## Work required:
Below are records; count the lines that contain "glyph" and state only that count.

## Data for review:
□ □ □ □ □

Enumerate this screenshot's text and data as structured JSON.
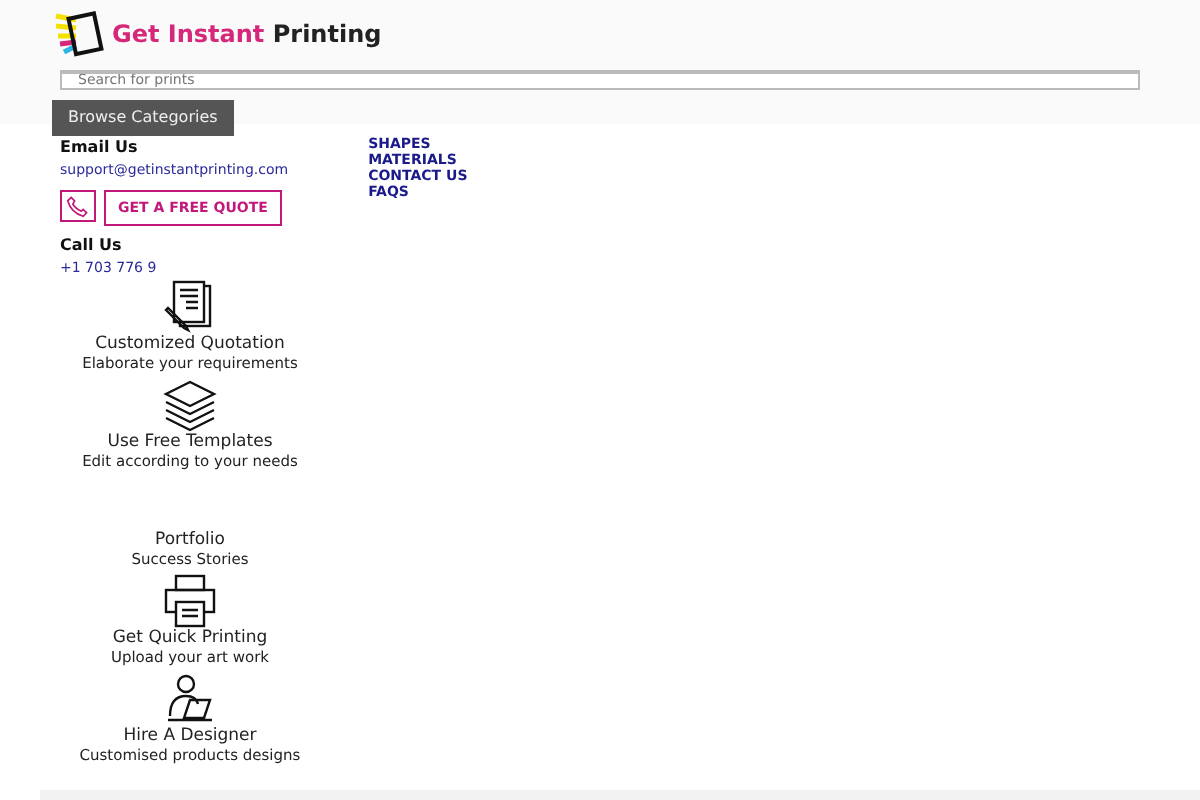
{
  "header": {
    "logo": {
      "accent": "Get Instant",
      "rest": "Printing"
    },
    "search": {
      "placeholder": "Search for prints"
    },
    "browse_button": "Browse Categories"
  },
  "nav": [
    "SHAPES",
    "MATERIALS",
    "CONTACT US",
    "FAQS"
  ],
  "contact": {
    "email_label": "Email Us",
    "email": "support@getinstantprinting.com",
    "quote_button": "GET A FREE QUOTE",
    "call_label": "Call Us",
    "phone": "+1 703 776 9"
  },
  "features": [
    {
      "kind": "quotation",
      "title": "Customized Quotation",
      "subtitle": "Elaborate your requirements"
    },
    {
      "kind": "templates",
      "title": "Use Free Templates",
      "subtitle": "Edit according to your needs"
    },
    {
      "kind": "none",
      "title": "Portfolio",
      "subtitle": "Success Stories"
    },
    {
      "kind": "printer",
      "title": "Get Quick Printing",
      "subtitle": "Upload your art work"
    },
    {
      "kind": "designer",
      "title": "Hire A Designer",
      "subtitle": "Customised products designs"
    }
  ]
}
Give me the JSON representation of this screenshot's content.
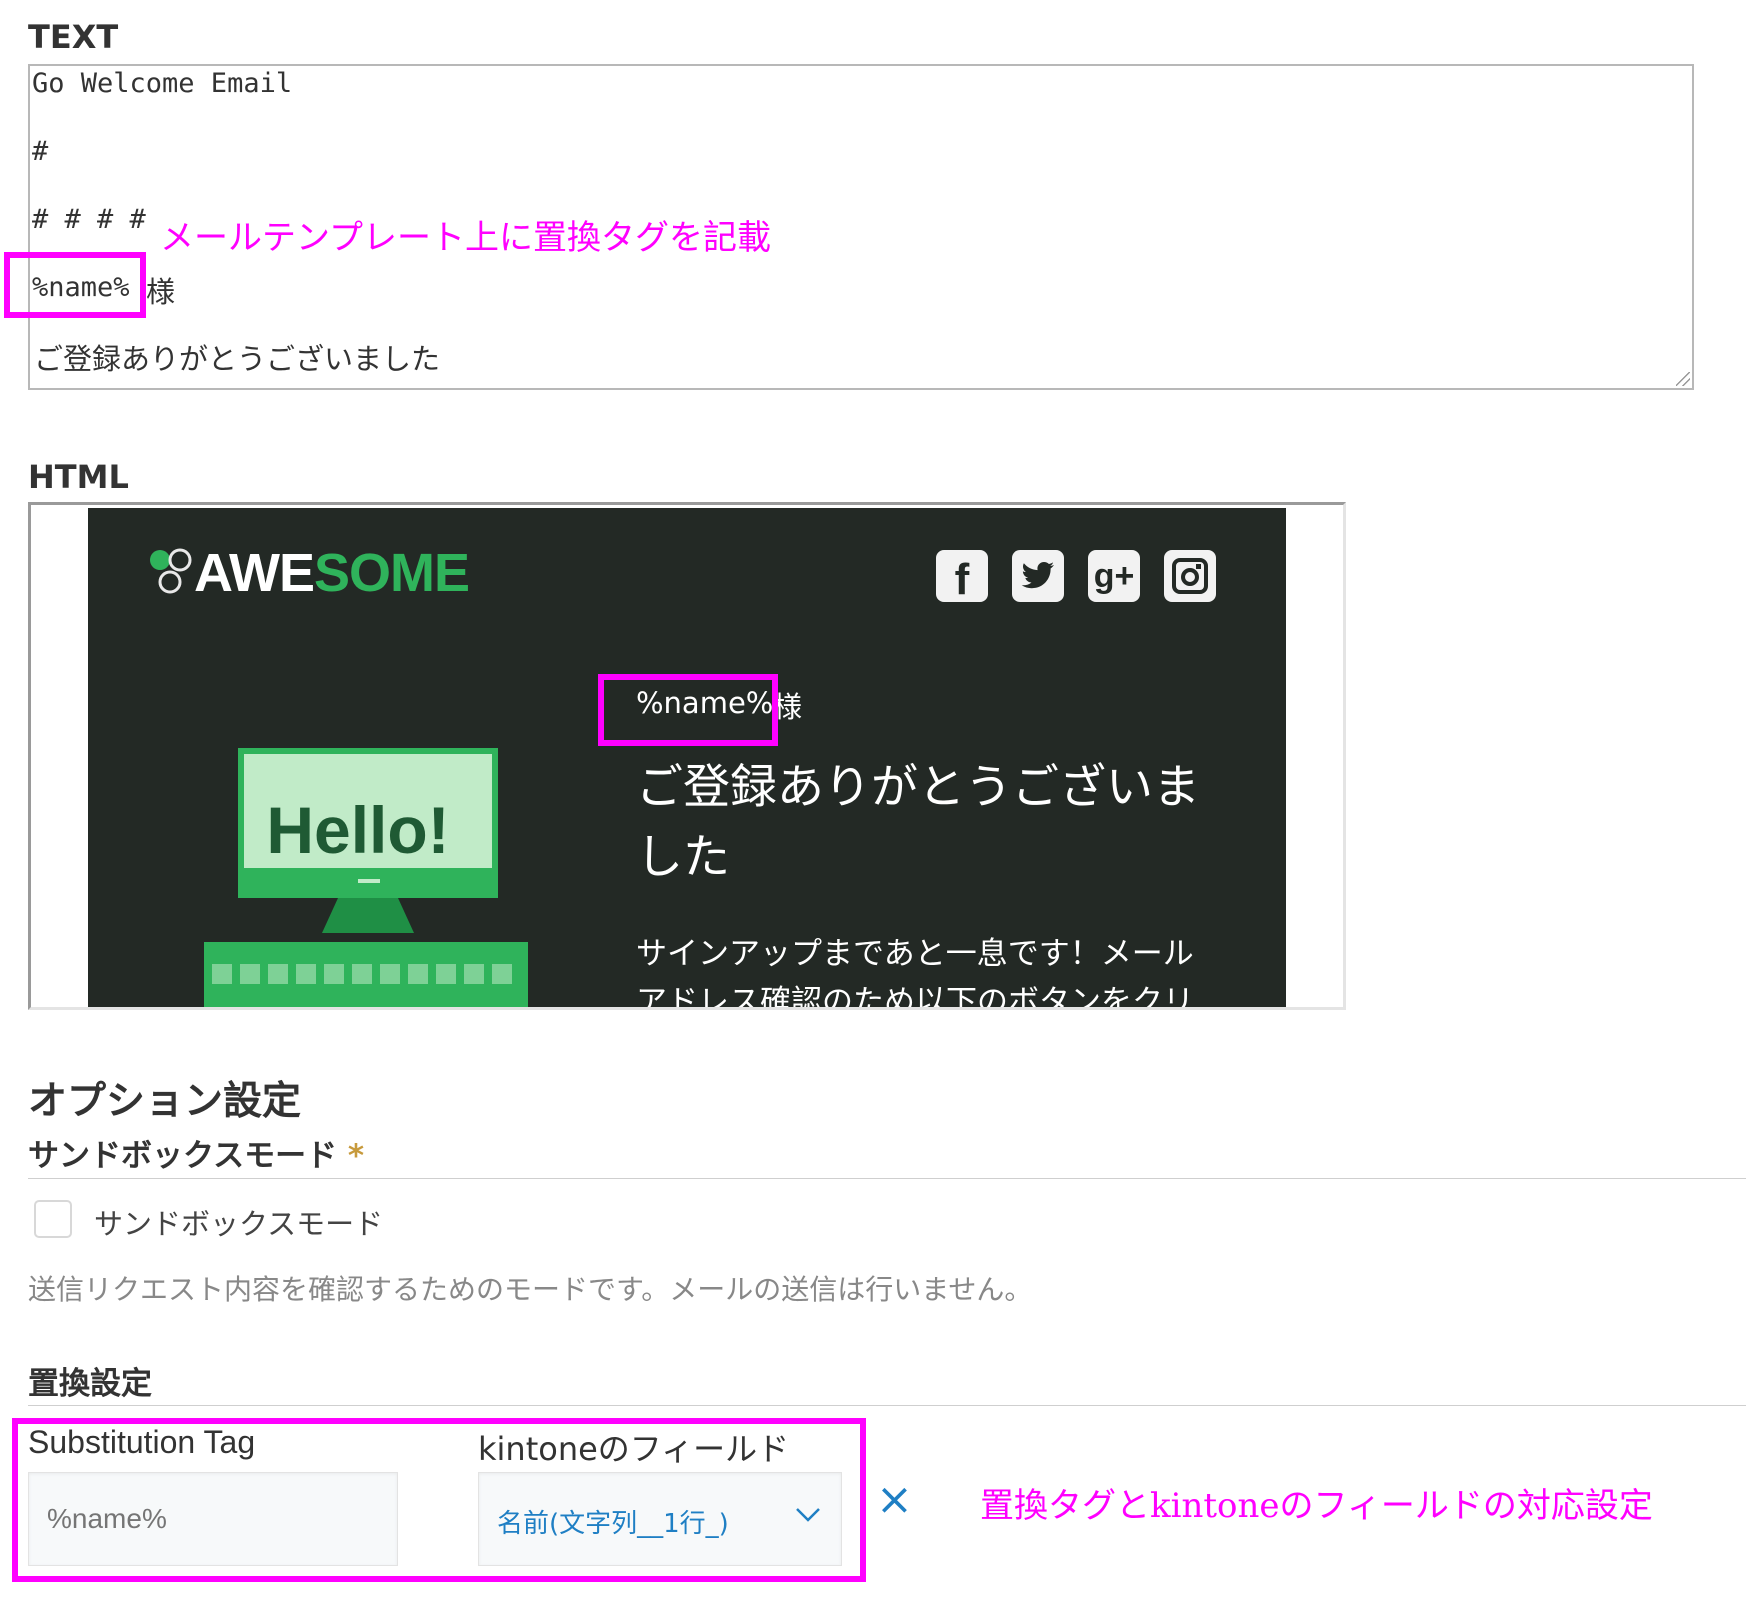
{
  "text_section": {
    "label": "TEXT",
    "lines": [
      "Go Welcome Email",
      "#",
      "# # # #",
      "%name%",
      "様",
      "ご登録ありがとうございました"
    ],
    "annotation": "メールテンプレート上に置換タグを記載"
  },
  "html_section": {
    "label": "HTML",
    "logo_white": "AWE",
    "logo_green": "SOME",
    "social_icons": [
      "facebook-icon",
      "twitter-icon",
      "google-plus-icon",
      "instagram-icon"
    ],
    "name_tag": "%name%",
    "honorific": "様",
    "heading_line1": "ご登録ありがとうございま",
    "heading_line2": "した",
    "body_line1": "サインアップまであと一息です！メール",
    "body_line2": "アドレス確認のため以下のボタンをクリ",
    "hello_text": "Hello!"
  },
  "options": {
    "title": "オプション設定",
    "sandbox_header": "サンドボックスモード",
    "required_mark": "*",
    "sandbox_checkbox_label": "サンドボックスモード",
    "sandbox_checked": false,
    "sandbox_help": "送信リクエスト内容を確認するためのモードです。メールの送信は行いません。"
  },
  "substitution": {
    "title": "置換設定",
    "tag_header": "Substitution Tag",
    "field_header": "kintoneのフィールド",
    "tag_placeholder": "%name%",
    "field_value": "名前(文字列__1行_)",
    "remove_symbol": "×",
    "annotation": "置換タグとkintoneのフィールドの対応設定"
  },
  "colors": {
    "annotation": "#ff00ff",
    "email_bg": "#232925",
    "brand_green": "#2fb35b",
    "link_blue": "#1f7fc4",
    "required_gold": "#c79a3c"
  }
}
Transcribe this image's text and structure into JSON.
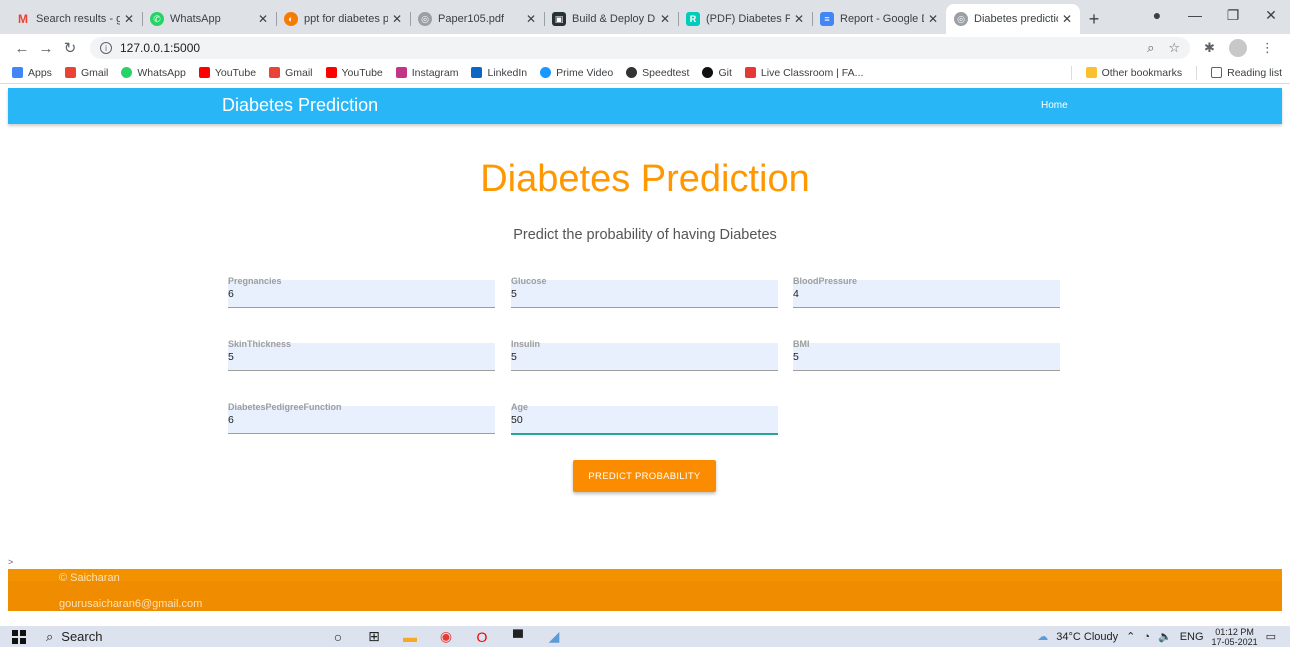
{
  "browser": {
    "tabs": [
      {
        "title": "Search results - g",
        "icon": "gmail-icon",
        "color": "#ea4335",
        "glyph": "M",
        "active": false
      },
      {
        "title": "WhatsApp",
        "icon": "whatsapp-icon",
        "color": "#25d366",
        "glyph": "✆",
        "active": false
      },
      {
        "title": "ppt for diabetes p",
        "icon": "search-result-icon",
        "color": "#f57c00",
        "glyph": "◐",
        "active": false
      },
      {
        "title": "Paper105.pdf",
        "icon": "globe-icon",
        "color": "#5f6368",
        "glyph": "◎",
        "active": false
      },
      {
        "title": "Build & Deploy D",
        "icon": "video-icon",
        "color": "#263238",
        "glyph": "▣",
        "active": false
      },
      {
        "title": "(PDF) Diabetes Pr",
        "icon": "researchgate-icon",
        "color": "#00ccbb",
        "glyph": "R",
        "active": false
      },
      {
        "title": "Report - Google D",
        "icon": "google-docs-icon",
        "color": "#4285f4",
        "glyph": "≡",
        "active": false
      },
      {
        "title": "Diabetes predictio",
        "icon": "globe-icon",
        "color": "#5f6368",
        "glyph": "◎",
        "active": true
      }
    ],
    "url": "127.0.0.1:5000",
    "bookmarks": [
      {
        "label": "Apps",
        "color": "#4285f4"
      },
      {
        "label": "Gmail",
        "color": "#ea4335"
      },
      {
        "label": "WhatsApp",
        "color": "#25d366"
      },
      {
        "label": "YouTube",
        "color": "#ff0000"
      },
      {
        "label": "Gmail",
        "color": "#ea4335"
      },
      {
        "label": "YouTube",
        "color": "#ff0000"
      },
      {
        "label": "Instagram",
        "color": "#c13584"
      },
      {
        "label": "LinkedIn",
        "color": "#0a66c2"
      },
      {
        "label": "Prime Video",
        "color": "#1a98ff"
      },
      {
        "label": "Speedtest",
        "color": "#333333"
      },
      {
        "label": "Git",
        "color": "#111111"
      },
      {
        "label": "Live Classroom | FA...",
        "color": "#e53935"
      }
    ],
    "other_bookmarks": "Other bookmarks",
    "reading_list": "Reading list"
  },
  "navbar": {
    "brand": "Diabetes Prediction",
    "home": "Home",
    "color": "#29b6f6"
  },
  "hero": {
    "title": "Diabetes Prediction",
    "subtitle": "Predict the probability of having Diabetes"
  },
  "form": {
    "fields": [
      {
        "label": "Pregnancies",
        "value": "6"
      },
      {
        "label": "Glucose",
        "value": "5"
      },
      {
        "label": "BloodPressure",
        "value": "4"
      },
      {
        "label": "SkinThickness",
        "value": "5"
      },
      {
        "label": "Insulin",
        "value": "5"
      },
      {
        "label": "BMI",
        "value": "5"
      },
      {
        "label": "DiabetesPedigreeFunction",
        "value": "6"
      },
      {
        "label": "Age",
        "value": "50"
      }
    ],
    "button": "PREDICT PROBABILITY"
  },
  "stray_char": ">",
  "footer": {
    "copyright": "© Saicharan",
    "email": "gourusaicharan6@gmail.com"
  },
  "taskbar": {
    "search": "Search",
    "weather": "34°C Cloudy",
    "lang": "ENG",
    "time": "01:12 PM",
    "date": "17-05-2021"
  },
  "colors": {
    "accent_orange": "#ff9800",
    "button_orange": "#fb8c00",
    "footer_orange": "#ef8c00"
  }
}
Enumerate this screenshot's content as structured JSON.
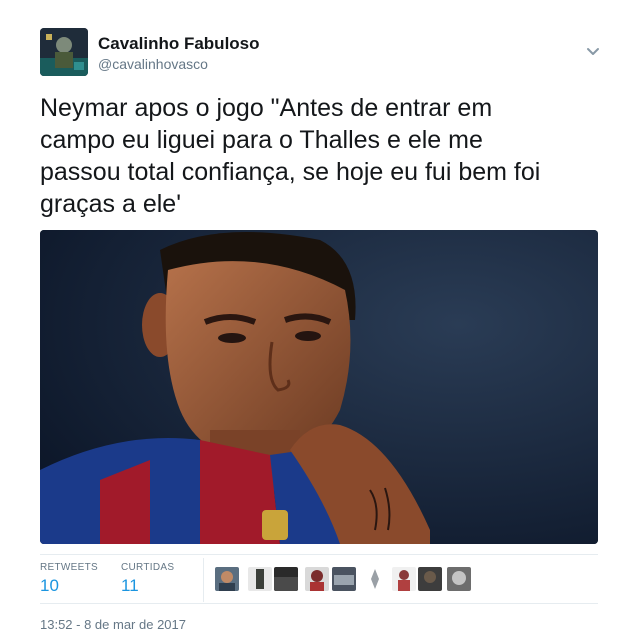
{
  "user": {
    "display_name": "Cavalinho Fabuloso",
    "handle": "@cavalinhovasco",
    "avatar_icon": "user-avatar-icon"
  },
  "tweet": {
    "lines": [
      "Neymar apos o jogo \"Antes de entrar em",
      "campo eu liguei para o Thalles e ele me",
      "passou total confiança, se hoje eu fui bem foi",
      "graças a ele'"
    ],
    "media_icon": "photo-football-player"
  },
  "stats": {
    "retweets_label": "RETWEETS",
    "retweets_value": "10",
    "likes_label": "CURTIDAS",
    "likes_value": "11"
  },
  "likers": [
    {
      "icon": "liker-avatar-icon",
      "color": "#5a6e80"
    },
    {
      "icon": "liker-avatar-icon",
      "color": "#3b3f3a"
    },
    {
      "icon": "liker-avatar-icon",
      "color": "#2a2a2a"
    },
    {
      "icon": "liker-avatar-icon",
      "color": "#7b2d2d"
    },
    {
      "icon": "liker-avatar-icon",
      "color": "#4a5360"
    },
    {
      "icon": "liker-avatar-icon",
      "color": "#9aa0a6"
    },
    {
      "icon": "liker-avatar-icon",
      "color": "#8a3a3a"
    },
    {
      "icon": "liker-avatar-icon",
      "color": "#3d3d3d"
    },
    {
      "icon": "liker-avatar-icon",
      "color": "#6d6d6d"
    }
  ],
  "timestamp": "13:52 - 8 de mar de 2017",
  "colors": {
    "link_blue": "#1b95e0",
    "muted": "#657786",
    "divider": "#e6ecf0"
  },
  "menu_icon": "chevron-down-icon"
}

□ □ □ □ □

## Problem solution:
8